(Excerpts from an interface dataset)
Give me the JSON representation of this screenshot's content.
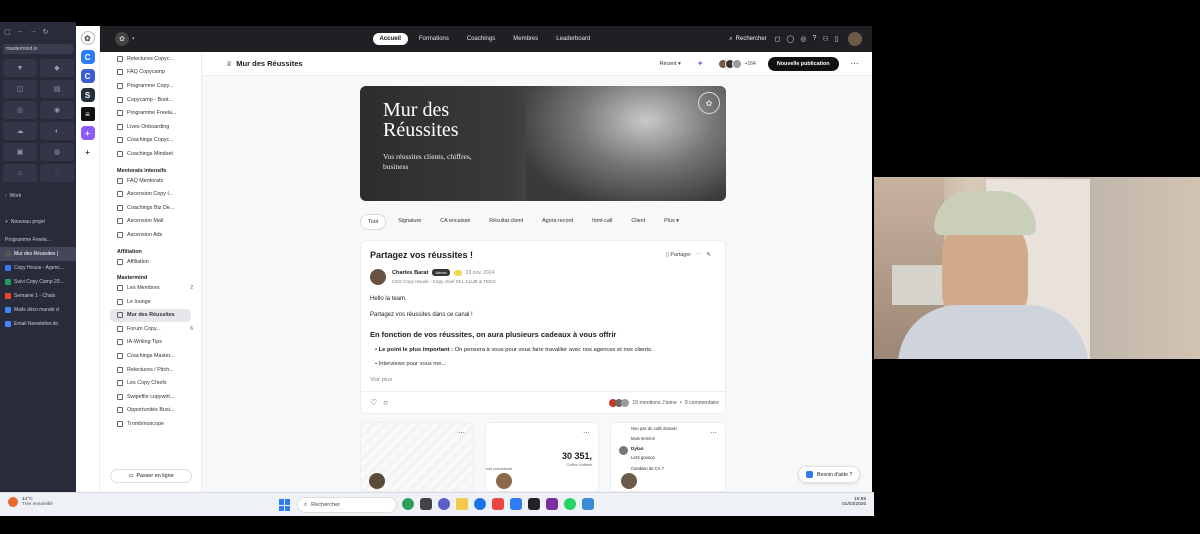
{
  "browser": {
    "workspace": "mastermind.io",
    "section_label": "Work",
    "new_project": "Nouveau projet",
    "tabs": [
      "Programme Freela...",
      "Mur des Réussites |",
      "Copy House - Agenc...",
      "Suivi Copy Camp 20...",
      "Semaine 1 - Chats",
      "Mails déco murale d",
      "Email Newsletter.do"
    ]
  },
  "topnav": {
    "tabs": [
      "Accueil",
      "Formations",
      "Coachings",
      "Membres",
      "Leaderboard"
    ],
    "active_tab": "Accueil",
    "search_label": "Rechercher"
  },
  "sidebar": {
    "top_items": [
      "Relectures Copyc...",
      "FAQ Copycamp",
      "Programme Copy...",
      "Copycamp - Boot...",
      "Programme Freela...",
      "Lives Onboarding",
      "Coachings Copyc...",
      "Coachings Mindset"
    ],
    "mentorats_title": "Mentorats intensifs",
    "mentorats_items": [
      "FAQ Mentorats",
      "Ascension Copy l...",
      "Coachings Biz De...",
      "Ascension Mail",
      "Ascension Ads"
    ],
    "affiliation_title": "Affiliation",
    "affiliation_items": [
      "Affiliation"
    ],
    "mastermind_title": "Mastermind",
    "mastermind_items": [
      {
        "label": "Les Membres",
        "badge": "2"
      },
      {
        "label": "Le lounge",
        "badge": ""
      },
      {
        "label": "Mur des Réussites",
        "badge": ""
      },
      {
        "label": "Forum Copy...",
        "badge": "6"
      },
      {
        "label": "IA-Writing Tips",
        "badge": ""
      },
      {
        "label": "Coachings Master...",
        "badge": ""
      },
      {
        "label": "Relectures / Pitch...",
        "badge": ""
      },
      {
        "label": "Les Copy Chiefs",
        "badge": ""
      },
      {
        "label": "Swipefile copywrit...",
        "badge": ""
      },
      {
        "label": "Opportunités Busi...",
        "badge": ""
      },
      {
        "label": "Trombinoscope",
        "badge": ""
      }
    ],
    "active_item": "Mur des Réussites",
    "go_online": "Passer en ligne"
  },
  "header": {
    "title": "Mur des Réussites",
    "sort": "Récent",
    "member_count": "+164",
    "new_post": "Nouvelle publication"
  },
  "banner": {
    "title_line1": "Mur des",
    "title_line2": "Réussites",
    "subtitle_line1": "Vos réussites clients, chiffres,",
    "subtitle_line2": "business"
  },
  "filters": [
    "Tout",
    "Signature",
    "CA encaissé",
    "Résultat client",
    "Agora record",
    "html-call",
    "Client",
    "Plus"
  ],
  "post": {
    "title": "Partagez vos réussites !",
    "share_label": "Partager",
    "author": "Charles Barat",
    "author_badge": "Admin",
    "date": "23 nov. 2024",
    "author_role": "CEO Copy House - Copy chief SKL CLUB & TEEO",
    "greeting": "Hello la team.",
    "intro": "Partagez vos réussites dans ce canal !",
    "heading": "En fonction de vos réussites, on aura plusieurs cadeaux à vous offrir",
    "bullet1_bold": "Le point le plus important :",
    "bullet1_text": " On pensera à vous pour vous faire travailler avec nos agences et nos clients.",
    "bullet2": "Interviews pour vous me...",
    "see_more": "Voir plus",
    "likes": "15 mentions J'aime",
    "comments": "0 commentaire"
  },
  "cards": {
    "stat_value": "30 351,",
    "stat_label": "Chiffre d'affaire",
    "stat_period": "ode précédente",
    "chat_line1": "Non pas de calls demain",
    "chat_line2": "Mais terminé",
    "chat_name": "Dylan",
    "chat_msg": "Let's gooooo",
    "chat_q": "Combien de CA ?",
    "help": "Besoin d'aide ?"
  },
  "taskbar": {
    "weather_temp": "14°C",
    "weather_desc": "Très ensoleillé",
    "search": "Rechercher",
    "time": "15:59",
    "date": "01/03/2026"
  },
  "colors": {
    "accent_blue": "#2f7bf6",
    "nav_dark": "#1f2023",
    "browser_sidebar": "#2a2b3a"
  }
}
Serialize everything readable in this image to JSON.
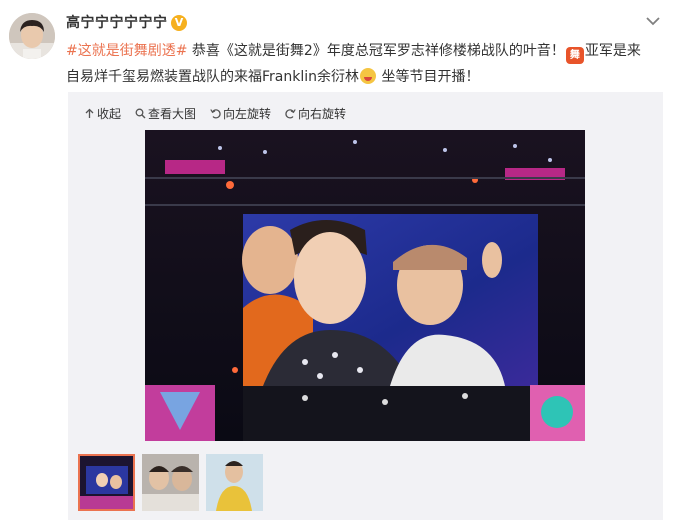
{
  "user": {
    "name": "高宁宁宁宁宁宁",
    "verified_icon": "verified-badge",
    "verified_color": "#f6b01e"
  },
  "post": {
    "line1_hashtag": "#这就是街舞剧透#",
    "line1_text": " 恭喜《这就是街舞2》年度总冠军罗志祥修楼梯战队的叶音！",
    "badge_icon": "dance-badge-icon",
    "line1_tail": "亚军是来",
    "line2_text": "自易烊千玺易燃装置战队的来福Franklin余衍林",
    "emoji_icon": "grinning-emoji",
    "line2_tail": " 坐等节目开播！"
  },
  "toolbar": {
    "collapse_label": "收起",
    "view_large_label": "查看大图",
    "rotate_left_label": "向左旋转",
    "rotate_right_label": "向右旋转"
  },
  "thumbnails": [
    "thumb-1",
    "thumb-2",
    "thumb-3"
  ],
  "colors": {
    "accent": "#eb7350",
    "media_bg": "#f2f2f5"
  }
}
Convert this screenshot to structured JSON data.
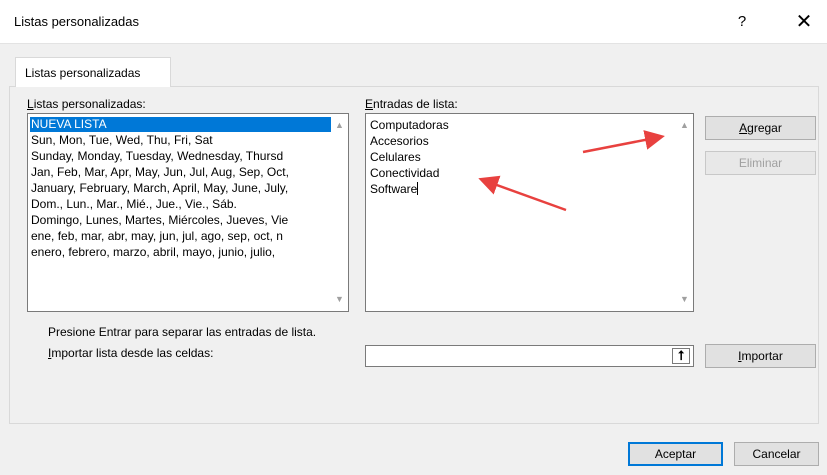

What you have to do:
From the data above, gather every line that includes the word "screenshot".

The completed task:
Give me the JSON representation of this screenshot's content.
Convert this screenshot to structured JSON data.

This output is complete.